-- Recorded information follows --
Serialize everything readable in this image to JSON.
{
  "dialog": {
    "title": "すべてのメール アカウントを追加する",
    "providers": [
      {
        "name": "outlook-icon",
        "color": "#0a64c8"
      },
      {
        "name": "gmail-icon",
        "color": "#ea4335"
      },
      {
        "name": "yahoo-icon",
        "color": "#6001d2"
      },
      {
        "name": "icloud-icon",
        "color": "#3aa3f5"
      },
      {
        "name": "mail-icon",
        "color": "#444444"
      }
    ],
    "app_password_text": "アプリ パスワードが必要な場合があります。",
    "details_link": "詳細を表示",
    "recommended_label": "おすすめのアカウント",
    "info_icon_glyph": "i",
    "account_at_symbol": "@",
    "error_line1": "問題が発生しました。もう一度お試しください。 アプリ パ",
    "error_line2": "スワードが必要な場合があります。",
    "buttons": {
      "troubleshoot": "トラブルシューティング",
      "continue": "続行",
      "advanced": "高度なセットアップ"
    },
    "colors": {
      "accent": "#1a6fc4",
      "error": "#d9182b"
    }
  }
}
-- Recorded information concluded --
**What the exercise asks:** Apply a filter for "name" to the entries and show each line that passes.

**Response area:**
        "name": "outlook-icon",
        "name": "gmail-icon",
        "name": "yahoo-icon",
        "name": "icloud-icon",
        "name": "mail-icon",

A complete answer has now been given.